→ **PROBLEM DESCRIPTION**
Only the number is wanted: state how many lines of the data below contain the word "JSON".

- - -

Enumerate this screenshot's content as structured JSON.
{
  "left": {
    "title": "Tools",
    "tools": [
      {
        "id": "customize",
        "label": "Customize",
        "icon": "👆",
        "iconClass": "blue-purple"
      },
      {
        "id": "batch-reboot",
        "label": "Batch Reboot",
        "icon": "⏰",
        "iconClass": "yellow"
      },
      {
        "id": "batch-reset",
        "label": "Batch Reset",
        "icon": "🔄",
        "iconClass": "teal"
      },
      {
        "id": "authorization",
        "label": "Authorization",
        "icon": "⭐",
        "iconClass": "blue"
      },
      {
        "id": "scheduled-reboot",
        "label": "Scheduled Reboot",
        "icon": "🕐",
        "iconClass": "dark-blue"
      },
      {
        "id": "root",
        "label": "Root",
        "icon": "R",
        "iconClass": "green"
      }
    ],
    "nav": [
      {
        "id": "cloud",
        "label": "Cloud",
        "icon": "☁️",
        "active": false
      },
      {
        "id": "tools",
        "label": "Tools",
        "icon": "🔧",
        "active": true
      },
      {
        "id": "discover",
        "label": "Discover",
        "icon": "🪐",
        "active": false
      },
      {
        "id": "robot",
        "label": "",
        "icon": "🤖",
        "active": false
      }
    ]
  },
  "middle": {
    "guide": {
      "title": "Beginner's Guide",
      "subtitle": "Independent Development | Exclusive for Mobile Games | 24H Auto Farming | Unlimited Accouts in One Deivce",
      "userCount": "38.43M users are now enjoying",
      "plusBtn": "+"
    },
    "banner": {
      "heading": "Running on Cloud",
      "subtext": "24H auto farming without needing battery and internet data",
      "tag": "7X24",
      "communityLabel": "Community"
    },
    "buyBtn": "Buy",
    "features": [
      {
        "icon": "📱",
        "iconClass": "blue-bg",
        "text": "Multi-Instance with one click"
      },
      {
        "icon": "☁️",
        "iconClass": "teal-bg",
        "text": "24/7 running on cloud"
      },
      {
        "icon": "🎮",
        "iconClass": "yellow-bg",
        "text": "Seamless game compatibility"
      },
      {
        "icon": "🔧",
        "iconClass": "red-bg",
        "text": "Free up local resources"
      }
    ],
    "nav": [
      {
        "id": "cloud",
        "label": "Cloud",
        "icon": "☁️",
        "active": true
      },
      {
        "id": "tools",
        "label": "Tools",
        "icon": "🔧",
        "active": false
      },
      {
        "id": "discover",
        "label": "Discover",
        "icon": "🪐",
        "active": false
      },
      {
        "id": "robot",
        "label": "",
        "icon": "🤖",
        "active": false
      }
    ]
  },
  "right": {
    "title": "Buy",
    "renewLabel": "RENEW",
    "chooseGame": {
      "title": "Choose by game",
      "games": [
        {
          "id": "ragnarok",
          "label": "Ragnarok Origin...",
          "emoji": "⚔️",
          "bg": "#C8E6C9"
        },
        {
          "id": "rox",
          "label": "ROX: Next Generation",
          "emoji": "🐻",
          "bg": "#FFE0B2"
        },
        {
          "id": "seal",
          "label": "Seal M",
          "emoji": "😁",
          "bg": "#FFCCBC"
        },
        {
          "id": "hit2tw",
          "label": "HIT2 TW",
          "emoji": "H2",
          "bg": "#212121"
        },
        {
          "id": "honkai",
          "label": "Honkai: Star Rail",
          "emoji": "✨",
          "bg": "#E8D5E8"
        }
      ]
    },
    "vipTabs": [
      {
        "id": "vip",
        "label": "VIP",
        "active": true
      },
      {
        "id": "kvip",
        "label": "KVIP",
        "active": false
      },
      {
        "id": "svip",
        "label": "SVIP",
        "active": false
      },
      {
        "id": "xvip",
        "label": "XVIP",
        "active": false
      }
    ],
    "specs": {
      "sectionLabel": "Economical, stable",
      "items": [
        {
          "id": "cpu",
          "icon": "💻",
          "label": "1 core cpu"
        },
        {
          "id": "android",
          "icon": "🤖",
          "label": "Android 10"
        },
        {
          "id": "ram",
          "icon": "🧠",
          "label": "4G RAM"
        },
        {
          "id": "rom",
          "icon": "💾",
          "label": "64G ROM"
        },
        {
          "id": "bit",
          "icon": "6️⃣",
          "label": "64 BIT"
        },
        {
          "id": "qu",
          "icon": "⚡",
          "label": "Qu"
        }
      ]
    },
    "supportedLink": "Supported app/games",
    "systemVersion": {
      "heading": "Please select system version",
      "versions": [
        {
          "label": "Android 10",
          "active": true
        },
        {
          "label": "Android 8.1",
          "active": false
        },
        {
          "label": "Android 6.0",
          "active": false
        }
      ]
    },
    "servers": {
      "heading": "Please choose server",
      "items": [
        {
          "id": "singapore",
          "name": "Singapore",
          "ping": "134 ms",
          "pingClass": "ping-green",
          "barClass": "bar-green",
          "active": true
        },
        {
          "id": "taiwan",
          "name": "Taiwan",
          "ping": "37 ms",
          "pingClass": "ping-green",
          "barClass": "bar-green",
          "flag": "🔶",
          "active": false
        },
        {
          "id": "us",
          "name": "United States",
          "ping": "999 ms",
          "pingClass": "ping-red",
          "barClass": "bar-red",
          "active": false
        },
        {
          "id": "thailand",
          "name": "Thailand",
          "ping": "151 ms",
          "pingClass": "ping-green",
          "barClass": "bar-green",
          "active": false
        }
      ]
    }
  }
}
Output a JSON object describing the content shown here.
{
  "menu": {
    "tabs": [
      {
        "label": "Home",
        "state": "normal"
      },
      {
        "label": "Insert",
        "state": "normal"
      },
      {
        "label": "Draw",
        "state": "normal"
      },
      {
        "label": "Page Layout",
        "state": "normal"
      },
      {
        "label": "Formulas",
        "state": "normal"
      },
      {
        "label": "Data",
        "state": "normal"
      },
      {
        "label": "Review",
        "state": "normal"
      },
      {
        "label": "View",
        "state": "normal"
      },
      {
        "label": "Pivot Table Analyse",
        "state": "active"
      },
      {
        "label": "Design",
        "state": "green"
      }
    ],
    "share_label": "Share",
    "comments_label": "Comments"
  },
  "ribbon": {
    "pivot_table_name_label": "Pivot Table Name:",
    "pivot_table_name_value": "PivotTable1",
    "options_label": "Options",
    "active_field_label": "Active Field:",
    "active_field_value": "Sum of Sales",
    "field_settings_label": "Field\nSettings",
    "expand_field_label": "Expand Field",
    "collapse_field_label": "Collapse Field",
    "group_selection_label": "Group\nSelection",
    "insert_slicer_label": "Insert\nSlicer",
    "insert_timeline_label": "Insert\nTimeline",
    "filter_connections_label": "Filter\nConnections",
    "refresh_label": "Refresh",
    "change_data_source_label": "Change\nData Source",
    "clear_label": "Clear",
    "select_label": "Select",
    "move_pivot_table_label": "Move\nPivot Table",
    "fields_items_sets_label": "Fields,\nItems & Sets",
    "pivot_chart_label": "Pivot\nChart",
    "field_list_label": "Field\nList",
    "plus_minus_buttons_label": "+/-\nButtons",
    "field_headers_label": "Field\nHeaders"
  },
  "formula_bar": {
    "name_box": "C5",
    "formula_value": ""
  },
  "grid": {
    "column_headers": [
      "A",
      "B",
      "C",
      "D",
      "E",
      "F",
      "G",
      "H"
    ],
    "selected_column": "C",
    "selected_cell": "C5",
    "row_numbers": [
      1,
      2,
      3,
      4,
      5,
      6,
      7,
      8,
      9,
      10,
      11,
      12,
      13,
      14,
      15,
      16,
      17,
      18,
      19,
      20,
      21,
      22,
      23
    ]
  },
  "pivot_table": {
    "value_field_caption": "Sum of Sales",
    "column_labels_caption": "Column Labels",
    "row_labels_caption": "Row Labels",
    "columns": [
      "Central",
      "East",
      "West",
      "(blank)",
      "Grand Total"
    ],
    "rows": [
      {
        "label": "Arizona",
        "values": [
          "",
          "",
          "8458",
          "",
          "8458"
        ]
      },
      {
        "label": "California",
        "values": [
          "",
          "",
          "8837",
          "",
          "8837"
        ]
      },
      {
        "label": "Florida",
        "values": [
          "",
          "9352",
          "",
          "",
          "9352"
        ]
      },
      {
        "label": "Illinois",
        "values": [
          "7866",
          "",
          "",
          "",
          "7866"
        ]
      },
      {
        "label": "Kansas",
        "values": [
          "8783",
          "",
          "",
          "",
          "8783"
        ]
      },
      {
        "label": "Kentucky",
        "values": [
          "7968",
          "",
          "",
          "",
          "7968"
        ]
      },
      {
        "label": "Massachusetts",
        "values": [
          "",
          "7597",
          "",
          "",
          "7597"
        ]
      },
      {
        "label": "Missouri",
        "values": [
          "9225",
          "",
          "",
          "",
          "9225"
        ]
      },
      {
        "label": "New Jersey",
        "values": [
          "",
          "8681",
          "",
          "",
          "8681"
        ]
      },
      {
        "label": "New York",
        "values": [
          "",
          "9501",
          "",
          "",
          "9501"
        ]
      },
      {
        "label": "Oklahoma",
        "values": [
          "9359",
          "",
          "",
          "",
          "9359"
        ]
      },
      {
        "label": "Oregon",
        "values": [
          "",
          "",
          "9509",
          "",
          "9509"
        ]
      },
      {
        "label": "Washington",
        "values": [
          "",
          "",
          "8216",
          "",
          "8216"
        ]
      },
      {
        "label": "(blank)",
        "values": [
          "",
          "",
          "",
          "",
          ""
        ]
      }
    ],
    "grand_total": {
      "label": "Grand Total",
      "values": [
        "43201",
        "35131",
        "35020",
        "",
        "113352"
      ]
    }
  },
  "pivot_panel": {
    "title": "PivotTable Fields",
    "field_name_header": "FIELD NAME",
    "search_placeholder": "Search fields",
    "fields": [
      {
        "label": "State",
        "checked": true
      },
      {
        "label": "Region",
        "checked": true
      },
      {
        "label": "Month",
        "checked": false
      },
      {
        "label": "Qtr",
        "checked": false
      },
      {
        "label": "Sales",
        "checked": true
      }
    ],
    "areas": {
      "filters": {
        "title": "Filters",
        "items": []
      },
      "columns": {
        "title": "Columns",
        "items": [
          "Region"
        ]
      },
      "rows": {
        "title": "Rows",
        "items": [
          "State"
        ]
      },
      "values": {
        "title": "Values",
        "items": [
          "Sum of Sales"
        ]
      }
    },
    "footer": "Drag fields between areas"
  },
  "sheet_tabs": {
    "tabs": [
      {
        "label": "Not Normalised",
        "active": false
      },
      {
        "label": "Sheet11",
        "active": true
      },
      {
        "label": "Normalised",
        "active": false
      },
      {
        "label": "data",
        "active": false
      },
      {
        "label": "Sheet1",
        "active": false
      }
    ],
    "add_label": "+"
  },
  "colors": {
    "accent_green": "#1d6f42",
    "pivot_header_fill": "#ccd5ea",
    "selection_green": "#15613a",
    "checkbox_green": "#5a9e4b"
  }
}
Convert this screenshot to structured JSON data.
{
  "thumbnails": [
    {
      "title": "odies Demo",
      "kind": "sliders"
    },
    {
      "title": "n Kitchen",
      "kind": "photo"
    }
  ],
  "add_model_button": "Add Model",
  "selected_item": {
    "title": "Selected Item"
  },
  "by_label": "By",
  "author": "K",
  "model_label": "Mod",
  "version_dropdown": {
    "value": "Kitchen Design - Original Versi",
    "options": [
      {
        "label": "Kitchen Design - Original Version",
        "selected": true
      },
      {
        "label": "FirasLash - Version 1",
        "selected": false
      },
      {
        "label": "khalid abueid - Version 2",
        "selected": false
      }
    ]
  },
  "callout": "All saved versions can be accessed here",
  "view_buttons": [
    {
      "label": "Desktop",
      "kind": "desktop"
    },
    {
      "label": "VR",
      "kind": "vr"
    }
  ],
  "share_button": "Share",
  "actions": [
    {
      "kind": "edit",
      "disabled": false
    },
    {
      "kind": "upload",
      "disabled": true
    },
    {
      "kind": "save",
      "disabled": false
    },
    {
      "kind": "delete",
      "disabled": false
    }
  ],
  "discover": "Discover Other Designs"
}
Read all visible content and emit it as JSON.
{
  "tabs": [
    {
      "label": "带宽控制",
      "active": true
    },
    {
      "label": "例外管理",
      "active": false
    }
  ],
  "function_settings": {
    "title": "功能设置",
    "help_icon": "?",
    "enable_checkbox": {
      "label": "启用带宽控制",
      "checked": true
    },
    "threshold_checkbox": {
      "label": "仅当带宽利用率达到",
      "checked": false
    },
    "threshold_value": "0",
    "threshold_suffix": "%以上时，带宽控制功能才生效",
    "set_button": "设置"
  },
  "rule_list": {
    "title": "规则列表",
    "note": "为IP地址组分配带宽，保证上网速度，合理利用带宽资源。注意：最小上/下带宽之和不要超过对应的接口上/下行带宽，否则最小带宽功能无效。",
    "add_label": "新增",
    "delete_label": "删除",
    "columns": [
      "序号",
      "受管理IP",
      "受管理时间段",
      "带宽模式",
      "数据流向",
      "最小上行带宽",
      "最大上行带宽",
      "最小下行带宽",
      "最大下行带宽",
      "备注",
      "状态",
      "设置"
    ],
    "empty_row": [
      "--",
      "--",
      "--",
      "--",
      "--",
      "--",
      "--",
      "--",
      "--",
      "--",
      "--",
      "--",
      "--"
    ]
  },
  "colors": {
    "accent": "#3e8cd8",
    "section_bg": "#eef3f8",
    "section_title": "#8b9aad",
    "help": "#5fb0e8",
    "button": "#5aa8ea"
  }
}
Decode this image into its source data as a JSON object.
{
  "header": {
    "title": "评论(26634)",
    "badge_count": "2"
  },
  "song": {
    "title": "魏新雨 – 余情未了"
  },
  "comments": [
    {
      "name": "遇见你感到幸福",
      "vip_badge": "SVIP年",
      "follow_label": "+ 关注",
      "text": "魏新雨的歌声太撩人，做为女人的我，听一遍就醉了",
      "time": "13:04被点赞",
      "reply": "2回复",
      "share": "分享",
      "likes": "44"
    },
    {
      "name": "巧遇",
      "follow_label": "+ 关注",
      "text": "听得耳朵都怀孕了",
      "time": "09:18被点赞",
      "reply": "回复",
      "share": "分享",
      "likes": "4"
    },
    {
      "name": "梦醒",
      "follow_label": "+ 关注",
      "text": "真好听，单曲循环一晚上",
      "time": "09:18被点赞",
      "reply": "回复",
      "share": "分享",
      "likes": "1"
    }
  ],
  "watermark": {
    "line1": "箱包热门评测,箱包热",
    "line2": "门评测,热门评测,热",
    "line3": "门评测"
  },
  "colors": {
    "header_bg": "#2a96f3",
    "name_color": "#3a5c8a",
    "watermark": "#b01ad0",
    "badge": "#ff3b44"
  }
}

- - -

→ **SOLUTION TO THIS PROBLEM**
5